Israeli Doctors Develop Revolutionary Eye Drops That Could Replace Glasses

Israeli ophthalmologists at Shaare Zedek Medical Center in Jerusalem and Bar-Ilan University’s Institute of Nanotechnology and Advanced Materials (BINA) revealed last month that they have successfully developed eyedrops that repair the corneas, improving near-sighted and far-sighted vision. These “nanodrops” were successfully tested on pigs’ corneas, according to the researchers, and are expected to be tested on humans in clinical trials later this year.

If proven successful on humans, the groundbreaking discovery could remove the need for eyeglasses. The nanodrops are made up of a synthetic nanoparticle solution, which helps correct cornea-related vision problems.

Dr. David Smadja, a research associate at BINA and the Head of the Ophthalmology Research Unit at Shaare Zedek who led the team of ophthalmologists, made the announcement at Shaare Zedek’s second annual research conference last month. He said the nanodrops could “revolutionize ophthalmological and optometry treatments of patients with myopia (nearsightedness), hyperopia (farsightedness) and other refractory conditions,” The Jerusalem Post reported. According to Dr. Smadja, the drops could eventually replace multifocal lenses, and allow people to see objects from different distances.
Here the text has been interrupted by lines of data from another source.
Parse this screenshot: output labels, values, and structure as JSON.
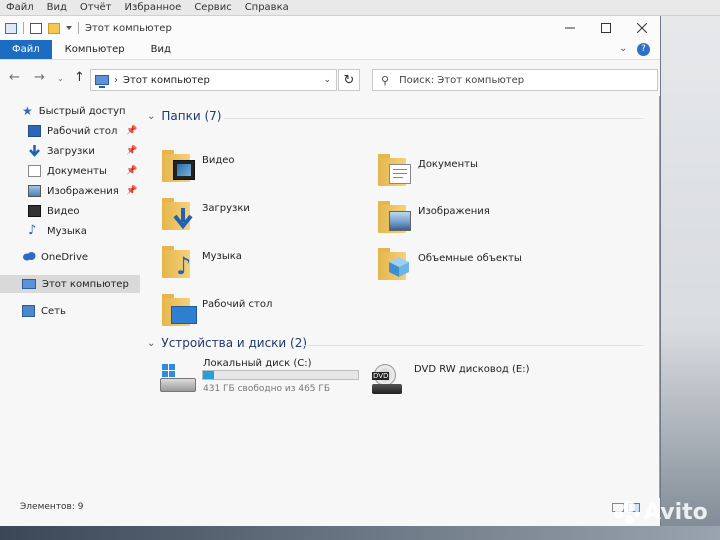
{
  "menubar": {
    "items": [
      "Файл",
      "Вид",
      "Отчёт",
      "Избранное",
      "Сервис",
      "Справка"
    ]
  },
  "window": {
    "title": "Этот компьютер",
    "ribbon_tabs": [
      "Файл",
      "Компьютер",
      "Вид"
    ],
    "help_chevron": "⌄",
    "help_icon": "?"
  },
  "address": {
    "location": "Этот компьютер",
    "chevron": "›"
  },
  "search": {
    "placeholder": "Поиск: Этот компьютер"
  },
  "sidebar": {
    "quick_access": "Быстрый доступ",
    "items": [
      "Рабочий стол",
      "Загрузки",
      "Документы",
      "Изображения",
      "Видео",
      "Музыка"
    ],
    "onedrive": "OneDrive",
    "this_pc": "Этот компьютер",
    "network": "Сеть"
  },
  "folders_group": {
    "header": "Папки (7)",
    "items": [
      "Видео",
      "Документы",
      "Загрузки",
      "Изображения",
      "Музыка",
      "Объемные объекты",
      "Рабочий стол"
    ]
  },
  "devices_group": {
    "header": "Устройства и диски (2)",
    "local_disk": {
      "name": "Локальный диск (C:)",
      "free_text": "431 ГБ свободно из 465 ГБ",
      "used_fraction": 0.073
    },
    "dvd": {
      "name": "DVD RW дисковод (E:)",
      "badge": "DVD"
    }
  },
  "status": {
    "items_count": "Элементов: 9"
  },
  "watermark": {
    "brand": "Avito"
  },
  "colors": {
    "accent": "#1c6dc2",
    "usage_fill": "#26a0da",
    "folder": "#e4b64c"
  }
}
“This is a new concept for correcting refractory problems,” Smadja added.

Smadja did not say how often the eye drops needed to be implemented to fix corneas or replace glasses. It was also unclear what additional work was needed before moving on to clinical trials on humans.

A research abstract of the experiment on pigs analyzed the refractive errors of 10 pig eyes before and after the introduction of the “nanodrops,” and the results “have shown promising potential for a revolutionary alternative non-invasive correction of refractive errors.”

If the clinical testing on humans is successful, potential patients will be able to use a smartphone app to “measure their eye refraction at home, create a laser pattern, and then ‘laser corneal stamping’ of an optical pattern onto the corneal surface of their eyes,” The Jerusalem Post reports.

Smadja worked with Professor Zeev Zalevsky of Bar Ilan’s Kofkin Faculty of Engineering and Professor Jean-Paul Lellouche of Department of Chemistry the BIU Institute for Nanotechnology and Advanced Materials, along with other experts from the Shaare Zedek Medical Center, to develop the eye drops.